%%

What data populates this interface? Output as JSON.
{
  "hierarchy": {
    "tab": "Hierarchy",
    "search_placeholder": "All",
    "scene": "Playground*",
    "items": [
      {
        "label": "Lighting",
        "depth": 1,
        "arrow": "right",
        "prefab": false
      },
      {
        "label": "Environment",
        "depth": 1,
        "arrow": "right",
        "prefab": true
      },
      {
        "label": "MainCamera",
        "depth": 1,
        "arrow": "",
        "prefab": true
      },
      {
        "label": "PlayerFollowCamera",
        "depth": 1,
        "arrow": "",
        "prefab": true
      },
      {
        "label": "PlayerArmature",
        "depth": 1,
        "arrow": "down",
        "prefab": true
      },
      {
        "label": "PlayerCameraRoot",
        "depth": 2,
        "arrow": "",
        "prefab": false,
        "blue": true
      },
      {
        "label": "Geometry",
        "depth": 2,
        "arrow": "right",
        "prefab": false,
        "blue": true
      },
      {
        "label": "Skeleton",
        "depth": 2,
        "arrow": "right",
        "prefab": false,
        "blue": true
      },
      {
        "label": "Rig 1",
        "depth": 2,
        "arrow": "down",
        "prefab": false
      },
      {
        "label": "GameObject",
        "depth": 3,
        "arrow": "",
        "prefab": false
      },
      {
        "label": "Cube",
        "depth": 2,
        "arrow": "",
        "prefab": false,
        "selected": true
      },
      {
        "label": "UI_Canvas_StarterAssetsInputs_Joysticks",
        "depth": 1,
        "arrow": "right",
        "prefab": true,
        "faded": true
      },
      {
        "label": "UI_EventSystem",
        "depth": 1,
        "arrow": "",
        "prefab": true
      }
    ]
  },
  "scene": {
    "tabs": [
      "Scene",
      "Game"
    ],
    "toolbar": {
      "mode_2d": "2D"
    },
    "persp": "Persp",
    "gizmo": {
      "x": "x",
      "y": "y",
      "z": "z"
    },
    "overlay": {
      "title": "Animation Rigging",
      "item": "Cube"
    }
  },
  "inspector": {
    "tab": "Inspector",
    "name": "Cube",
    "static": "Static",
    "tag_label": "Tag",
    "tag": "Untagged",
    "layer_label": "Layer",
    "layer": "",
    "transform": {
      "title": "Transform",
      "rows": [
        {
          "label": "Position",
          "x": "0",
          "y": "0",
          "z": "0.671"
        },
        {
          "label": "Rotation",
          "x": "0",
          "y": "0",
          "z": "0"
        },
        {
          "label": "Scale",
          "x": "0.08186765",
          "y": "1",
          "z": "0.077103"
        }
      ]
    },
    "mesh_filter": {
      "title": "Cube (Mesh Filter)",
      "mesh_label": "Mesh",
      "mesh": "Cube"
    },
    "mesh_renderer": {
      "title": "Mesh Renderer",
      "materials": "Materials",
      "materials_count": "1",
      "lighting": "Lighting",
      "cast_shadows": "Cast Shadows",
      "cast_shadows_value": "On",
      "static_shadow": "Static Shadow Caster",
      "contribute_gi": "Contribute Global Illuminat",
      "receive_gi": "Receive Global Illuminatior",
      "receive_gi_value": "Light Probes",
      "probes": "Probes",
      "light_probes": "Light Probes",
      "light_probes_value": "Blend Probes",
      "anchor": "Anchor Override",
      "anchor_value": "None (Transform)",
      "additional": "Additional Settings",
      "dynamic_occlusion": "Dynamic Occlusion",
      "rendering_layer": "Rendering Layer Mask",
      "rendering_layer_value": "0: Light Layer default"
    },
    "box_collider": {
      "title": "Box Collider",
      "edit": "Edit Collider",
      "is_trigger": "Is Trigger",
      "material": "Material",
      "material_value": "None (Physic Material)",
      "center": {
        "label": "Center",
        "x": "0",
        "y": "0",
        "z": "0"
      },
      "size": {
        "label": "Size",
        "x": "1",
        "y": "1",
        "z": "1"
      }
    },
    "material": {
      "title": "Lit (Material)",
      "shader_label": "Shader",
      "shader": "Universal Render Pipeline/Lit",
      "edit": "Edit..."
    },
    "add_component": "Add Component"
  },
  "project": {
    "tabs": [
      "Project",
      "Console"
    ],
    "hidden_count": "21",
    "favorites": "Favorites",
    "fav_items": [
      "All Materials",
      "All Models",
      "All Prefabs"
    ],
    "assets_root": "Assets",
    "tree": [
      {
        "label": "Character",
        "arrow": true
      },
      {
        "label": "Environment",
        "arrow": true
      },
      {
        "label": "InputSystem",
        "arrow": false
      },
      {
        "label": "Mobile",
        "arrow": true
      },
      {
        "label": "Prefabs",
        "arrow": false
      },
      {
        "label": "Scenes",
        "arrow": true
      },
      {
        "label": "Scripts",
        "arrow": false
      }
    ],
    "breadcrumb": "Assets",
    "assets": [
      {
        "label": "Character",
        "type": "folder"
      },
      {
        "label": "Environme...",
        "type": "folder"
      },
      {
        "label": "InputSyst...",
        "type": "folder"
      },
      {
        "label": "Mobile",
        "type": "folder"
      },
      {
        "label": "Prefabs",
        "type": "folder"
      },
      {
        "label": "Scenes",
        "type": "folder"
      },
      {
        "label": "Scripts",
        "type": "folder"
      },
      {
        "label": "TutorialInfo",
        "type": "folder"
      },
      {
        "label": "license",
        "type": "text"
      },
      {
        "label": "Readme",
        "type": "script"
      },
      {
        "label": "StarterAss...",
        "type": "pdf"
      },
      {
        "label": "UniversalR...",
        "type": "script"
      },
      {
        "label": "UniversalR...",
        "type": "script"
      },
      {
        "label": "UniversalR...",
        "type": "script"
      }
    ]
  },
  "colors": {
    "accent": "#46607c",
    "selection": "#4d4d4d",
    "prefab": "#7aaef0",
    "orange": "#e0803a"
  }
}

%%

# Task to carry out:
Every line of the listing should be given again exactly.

# Completed exercise:
What data populates this interface? Output as JSON.
{
  "hierarchy": {
    "tab": "Hierarchy",
    "search_placeholder": "All",
    "scene": "Playground*",
    "items": [
      {
        "label": "Lighting",
        "depth": 1,
        "arrow": "right",
        "prefab": false
      },
      {
        "label": "Environment",
        "depth": 1,
        "arrow": "right",
        "prefab": true
      },
      {
        "label": "MainCamera",
        "depth": 1,
        "arrow": "",
        "prefab": true
      },
      {
        "label": "PlayerFollowCamera",
        "depth": 1,
        "arrow": "",
        "prefab": true
      },
      {
        "label": "PlayerArmature",
        "depth": 1,
        "arrow": "down",
        "prefab": true
      },
      {
        "label": "PlayerCameraRoot",
        "depth": 2,
        "arrow": "",
        "prefab": false,
        "blue": true
      },
      {
        "label": "Geometry",
        "depth": 2,
        "arrow": "right",
        "prefab": false,
        "blue": true
      },
      {
        "label": "Skeleton",
        "depth": 2,
        "arrow": "right",
        "prefab": false,
        "blue": true
      },
      {
        "label": "Rig 1",
        "depth": 2,
        "arrow": "down",
        "prefab": false
      },
      {
        "label": "GameObject",
        "depth": 3,
        "arrow": "",
        "prefab": false
      },
      {
        "label": "Cube",
        "depth": 2,
        "arrow": "",
        "prefab": false,
        "selected": true
      },
      {
        "label": "UI_Canvas_StarterAssetsInputs_Joysticks",
        "depth": 1,
        "arrow": "right",
        "prefab": true,
        "faded": true
      },
      {
        "label": "UI_EventSystem",
        "depth": 1,
        "arrow": "",
        "prefab": true
      }
    ]
  },
  "scene": {
    "tabs": [
      "Scene",
      "Game"
    ],
    "toolbar": {
      "mode_2d": "2D"
    },
    "persp": "Persp",
    "gizmo": {
      "x": "x",
      "y": "y",
      "z": "z"
    },
    "overlay": {
      "title": "Animation Rigging",
      "item": "Cube"
    }
  },
  "inspector": {
    "tab": "Inspector",
    "name": "Cube",
    "static": "Static",
    "tag_label": "Tag",
    "tag": "Untagged",
    "layer_label": "Layer",
    "layer": "",
    "transform": {
      "title": "Transform",
      "rows": [
        {
          "label": "Position",
          "x": "0",
          "y": "0",
          "z": "0.671"
        },
        {
          "label": "Rotation",
          "x": "0",
          "y": "0",
          "z": "0"
        },
        {
          "label": "Scale",
          "x": "0.08186765",
          "y": "1",
          "z": "0.077103"
        }
      ]
    },
    "mesh_filter": {
      "title": "Cube (Mesh Filter)",
      "mesh_label": "Mesh",
      "mesh": "Cube"
    },
    "mesh_renderer": {
      "title": "Mesh Renderer",
      "materials": "Materials",
      "materials_count": "1",
      "lighting": "Lighting",
      "cast_shadows": "Cast Shadows",
      "cast_shadows_value": "On",
      "static_shadow": "Static Shadow Caster",
      "contribute_gi": "Contribute Global Illuminat",
      "receive_gi": "Receive Global Illuminatior",
      "receive_gi_value": "Light Probes",
      "probes": "Probes",
      "light_probes": "Light Probes",
      "light_probes_value": "Blend Probes",
      "anchor": "Anchor Override",
      "anchor_value": "None (Transform)",
      "additional": "Additional Settings",
      "dynamic_occlusion": "Dynamic Occlusion",
      "rendering_layer": "Rendering Layer Mask",
      "rendering_layer_value": "0: Light Layer default"
    },
    "box_collider": {
      "title": "Box Collider",
      "edit": "Edit Collider",
      "is_trigger": "Is Trigger",
      "material": "Material",
      "material_value": "None (Physic Material)",
      "center": {
        "label": "Center",
        "x": "0",
        "y": "0",
        "z": "0"
      },
      "size": {
        "label": "Size",
        "x": "1",
        "y": "1",
        "z": "1"
      }
    },
    "material": {
      "title": "Lit (Material)",
      "shader_label": "Shader",
      "shader": "Universal Render Pipeline/Lit",
      "edit": "Edit..."
    },
    "add_component": "Add Component"
  },
  "project": {
    "tabs": [
      "Project",
      "Console"
    ],
    "hidden_count": "21",
    "favorites": "Favorites",
    "fav_items": [
      "All Materials",
      "All Models",
      "All Prefabs"
    ],
    "assets_root": "Assets",
    "tree": [
      {
        "label": "Character",
        "arrow": true
      },
      {
        "label": "Environment",
        "arrow": true
      },
      {
        "label": "InputSystem",
        "arrow": false
      },
      {
        "label": "Mobile",
        "arrow": true
      },
      {
        "label": "Prefabs",
        "arrow": false
      },
      {
        "label": "Scenes",
        "arrow": true
      },
      {
        "label": "Scripts",
        "arrow": false
      }
    ],
    "breadcrumb": "Assets",
    "assets": [
      {
        "label": "Character",
        "type": "folder"
      },
      {
        "label": "Environme...",
        "type": "folder"
      },
      {
        "label": "InputSyst...",
        "type": "folder"
      },
      {
        "label": "Mobile",
        "type": "folder"
      },
      {
        "label": "Prefabs",
        "type": "folder"
      },
      {
        "label": "Scenes",
        "type": "folder"
      },
      {
        "label": "Scripts",
        "type": "folder"
      },
      {
        "label": "TutorialInfo",
        "type": "folder"
      },
      {
        "label": "license",
        "type": "text"
      },
      {
        "label": "Readme",
        "type": "script"
      },
      {
        "label": "StarterAss...",
        "type": "pdf"
      },
      {
        "label": "UniversalR...",
        "type": "script"
      },
      {
        "label": "UniversalR...",
        "type": "script"
      },
      {
        "label": "UniversalR...",
        "type": "script"
      }
    ]
  },
  "colors": {
    "accent": "#46607c",
    "selection": "#4d4d4d",
    "prefab": "#7aaef0",
    "orange": "#e0803a"
  }
}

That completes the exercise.